I have discovered a new and interesting pastime which is occupying my spare time, and a bit more, at the moment. The National Library is electronically scanning archived newspapers from all around the country and putting them online. The scans are not all that they could be since the newspapers are, some of them, over 100 years old so the public can log in and proofread and correct them. The original scan is in a separate window for comparison. It is a bit like reading and correcting typoese, which I am very good at so I have decided to try to complete one article per day.
I have been searching for my forebears (and correcting their details) and so far have found a divorce which I never knew about - and even not the marriage for that matter - of my great uncle Clarence and have finally found the mysterious wife of my great uncle Dudley. I have been searching for her for years.
I first heard about her - as did the rest of the family - when Uncle Dudley (my grandfather's twin brother) died and his will became known. It transpired that he was a very wealthy man. This fact was not fully realised by the rest of the family because he had lived a very reclusive life, avoiding his family in an extremely executive way. Maybe the vagaries of Uncle Dudley could be explored more deeply in another entry sometime.
Anyway, when the will was read he had left £20,000 to his 'other sister-in-law' by which I mean, not my grandmother. Anyway, Auntie Jeanette was to get the income for life and then the principle was to go to the Salvation Army, which infuriated her. The rest of his estate was left to his divorced wife if she was still alive and if not the money was to go to the Salvation Army. *grin* this infuriated the rest of the family, not because they had missed out on the money but because he had married and divorced without bothering to mention it to his relatives and this was the first that they had heard about it.
Anyway, thanks to the newspapers I discovered the report of the divorce and from there, with some help from the community board of www.genealogy.com we traced her and her very short-lived marriage which lasted a bit over two years.
Both my uncles did the divorcing, accusing their wives of adultery, and since both of them must have been rather strange men the women were probably happy to be freed to pursue their own happiness.

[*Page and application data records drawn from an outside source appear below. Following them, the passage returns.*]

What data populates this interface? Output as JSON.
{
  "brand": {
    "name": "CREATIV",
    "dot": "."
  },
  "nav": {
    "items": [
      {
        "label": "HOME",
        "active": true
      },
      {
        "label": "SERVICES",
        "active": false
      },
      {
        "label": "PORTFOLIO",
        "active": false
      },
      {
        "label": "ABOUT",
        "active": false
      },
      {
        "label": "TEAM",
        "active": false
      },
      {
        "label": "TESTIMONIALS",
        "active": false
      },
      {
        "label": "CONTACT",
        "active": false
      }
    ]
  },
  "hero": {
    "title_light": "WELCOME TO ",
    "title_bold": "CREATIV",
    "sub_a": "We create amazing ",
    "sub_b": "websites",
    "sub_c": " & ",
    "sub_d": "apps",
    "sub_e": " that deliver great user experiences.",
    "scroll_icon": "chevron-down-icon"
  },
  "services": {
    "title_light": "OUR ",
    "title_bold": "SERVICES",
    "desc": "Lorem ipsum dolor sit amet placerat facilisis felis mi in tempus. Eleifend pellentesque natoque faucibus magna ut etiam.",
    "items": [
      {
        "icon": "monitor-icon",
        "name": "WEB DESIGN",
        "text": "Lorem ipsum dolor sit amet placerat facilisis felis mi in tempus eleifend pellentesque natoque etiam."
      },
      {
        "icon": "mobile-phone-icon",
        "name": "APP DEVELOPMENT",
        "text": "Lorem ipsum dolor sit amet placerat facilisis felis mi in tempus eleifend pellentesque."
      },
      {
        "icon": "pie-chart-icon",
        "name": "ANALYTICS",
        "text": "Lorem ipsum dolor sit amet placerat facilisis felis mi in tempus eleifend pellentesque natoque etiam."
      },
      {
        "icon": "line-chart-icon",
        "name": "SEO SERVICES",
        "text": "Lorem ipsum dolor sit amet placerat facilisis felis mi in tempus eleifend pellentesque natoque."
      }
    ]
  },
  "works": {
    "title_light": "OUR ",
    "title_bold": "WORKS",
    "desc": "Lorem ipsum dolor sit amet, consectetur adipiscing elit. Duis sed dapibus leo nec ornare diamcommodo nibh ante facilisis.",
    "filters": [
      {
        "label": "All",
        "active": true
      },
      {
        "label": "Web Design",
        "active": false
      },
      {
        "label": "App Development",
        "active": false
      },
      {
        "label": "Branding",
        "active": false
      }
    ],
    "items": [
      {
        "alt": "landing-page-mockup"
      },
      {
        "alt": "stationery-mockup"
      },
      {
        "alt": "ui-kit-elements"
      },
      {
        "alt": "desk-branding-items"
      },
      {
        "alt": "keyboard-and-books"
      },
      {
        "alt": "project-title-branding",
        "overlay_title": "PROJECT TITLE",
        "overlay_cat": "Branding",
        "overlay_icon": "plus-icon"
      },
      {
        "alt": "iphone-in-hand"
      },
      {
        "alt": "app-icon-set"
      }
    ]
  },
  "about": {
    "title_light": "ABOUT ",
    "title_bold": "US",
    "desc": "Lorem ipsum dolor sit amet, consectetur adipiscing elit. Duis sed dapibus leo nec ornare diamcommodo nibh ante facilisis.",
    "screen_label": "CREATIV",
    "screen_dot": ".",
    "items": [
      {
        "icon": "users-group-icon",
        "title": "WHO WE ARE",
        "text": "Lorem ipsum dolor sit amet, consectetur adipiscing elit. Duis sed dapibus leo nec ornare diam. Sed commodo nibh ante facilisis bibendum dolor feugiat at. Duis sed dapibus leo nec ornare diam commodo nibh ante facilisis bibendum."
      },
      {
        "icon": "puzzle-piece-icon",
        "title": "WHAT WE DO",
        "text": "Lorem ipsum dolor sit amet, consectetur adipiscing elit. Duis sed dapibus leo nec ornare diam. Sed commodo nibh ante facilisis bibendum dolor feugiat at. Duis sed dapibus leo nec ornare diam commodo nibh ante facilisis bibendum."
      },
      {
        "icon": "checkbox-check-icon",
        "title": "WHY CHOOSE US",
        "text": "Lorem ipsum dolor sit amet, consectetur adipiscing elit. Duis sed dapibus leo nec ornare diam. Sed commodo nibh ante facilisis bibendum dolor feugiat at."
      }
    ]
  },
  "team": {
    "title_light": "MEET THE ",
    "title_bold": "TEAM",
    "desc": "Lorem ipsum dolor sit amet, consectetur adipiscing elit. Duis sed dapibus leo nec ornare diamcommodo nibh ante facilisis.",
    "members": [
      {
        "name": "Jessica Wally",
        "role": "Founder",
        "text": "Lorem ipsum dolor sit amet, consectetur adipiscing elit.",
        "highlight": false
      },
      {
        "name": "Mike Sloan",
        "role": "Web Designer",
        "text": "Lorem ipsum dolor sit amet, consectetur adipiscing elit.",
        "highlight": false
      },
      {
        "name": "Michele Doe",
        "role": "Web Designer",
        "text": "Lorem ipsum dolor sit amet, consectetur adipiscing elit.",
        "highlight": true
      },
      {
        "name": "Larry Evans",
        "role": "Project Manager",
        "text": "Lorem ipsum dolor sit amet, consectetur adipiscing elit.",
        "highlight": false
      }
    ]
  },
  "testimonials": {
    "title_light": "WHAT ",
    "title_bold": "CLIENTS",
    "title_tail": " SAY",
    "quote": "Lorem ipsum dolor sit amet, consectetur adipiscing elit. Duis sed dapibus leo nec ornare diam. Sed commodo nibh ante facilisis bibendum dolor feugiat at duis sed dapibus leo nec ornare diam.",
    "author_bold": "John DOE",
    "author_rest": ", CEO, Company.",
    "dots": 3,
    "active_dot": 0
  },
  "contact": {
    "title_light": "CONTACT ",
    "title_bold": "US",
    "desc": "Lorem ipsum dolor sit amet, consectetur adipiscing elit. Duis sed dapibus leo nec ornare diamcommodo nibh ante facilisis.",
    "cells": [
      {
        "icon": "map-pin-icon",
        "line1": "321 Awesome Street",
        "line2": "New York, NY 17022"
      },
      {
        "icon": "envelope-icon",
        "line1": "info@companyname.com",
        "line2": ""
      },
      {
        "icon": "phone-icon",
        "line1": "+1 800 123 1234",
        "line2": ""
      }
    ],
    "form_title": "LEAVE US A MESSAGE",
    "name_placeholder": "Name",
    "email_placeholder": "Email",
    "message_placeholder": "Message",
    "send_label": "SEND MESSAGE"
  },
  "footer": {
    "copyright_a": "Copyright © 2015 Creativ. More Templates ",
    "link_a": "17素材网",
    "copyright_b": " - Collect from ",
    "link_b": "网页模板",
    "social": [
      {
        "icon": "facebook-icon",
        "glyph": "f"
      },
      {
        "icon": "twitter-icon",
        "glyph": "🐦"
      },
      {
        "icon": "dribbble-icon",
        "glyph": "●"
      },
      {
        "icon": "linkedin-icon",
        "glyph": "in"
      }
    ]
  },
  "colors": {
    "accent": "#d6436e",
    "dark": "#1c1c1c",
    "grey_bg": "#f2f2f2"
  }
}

However, I still can't find any trace of my great great grandfather Edward Davies. He seems to have managed to transport his family to Australia from Wales, set up a successful business and vanish without a trace along with all his works. I have found one mention of a daughter - sister to my great grandfather, also Edward Davies - a Mrs Baldwin, but can't find any mention of a marriage and I still have no names. It is very frustrating!!!!!
And your cyberflirt hint for today ...
Develop carpal tunnel syndrome
I really must read the book to find out why that is such a good idea - it is really rather a painful affliction.